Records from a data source
━━━━━━━━━━━━━━━━━━━━━━━━━━━━━━
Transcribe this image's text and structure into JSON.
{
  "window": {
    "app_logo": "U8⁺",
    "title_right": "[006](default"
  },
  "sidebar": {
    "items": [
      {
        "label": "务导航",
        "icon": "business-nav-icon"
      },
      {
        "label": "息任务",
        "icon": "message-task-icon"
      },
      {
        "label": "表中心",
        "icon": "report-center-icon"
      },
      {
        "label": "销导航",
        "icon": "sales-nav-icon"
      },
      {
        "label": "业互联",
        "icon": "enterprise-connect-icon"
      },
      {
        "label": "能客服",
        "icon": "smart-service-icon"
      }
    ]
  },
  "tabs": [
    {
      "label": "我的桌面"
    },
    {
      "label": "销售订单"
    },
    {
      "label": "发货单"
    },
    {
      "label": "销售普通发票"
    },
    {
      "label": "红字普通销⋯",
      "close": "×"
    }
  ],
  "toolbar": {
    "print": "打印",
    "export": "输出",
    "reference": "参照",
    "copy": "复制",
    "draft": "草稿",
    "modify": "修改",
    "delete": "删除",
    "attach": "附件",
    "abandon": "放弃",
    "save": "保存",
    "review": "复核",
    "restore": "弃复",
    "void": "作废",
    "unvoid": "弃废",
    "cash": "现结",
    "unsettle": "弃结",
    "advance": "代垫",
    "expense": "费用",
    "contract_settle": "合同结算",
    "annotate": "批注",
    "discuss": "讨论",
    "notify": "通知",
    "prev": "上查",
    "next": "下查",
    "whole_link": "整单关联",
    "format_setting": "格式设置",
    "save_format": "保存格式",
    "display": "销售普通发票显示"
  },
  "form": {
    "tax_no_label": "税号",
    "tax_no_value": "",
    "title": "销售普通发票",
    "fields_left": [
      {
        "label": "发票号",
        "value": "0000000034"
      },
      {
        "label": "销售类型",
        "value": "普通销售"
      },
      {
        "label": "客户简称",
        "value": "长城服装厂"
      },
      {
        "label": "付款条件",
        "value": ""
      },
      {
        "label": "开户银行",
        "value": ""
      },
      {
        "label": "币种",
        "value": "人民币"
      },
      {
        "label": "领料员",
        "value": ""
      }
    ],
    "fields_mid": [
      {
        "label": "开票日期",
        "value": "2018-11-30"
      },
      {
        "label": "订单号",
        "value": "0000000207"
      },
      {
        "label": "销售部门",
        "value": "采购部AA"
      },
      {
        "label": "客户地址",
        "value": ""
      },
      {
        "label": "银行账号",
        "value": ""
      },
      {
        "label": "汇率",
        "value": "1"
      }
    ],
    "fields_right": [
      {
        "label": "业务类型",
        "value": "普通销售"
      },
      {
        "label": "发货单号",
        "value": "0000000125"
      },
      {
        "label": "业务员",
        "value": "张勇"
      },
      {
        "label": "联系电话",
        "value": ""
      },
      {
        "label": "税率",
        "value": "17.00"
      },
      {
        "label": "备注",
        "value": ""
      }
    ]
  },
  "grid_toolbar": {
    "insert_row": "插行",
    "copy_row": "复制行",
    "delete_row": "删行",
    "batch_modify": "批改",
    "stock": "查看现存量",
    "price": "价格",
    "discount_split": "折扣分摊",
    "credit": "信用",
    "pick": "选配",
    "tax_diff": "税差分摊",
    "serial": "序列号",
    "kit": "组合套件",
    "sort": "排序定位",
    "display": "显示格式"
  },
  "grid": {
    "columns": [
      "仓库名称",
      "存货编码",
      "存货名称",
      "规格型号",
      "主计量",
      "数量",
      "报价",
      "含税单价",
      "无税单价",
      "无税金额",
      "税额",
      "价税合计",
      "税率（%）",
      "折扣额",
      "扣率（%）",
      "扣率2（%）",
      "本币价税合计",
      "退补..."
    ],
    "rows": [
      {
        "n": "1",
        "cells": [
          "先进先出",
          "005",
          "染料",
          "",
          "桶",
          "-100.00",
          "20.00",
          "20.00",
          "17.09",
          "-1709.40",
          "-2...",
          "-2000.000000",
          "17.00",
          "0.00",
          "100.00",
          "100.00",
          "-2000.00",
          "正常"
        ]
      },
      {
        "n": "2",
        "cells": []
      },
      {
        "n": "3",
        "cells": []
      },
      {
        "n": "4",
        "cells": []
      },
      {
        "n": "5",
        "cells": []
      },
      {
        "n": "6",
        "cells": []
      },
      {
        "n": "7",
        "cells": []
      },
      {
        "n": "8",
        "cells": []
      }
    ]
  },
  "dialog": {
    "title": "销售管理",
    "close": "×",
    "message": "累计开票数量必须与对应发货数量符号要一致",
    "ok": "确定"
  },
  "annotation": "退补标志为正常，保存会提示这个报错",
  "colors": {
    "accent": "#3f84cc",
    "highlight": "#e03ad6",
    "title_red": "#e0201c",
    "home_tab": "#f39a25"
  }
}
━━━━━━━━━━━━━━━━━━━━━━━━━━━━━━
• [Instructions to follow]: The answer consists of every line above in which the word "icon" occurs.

• [Exercise output]:
        "icon": "business-nav-icon"
        "icon": "message-task-icon"
        "icon": "report-center-icon"
        "icon": "sales-nav-icon"
        "icon": "enterprise-connect-icon"
        "icon": "smart-service-icon"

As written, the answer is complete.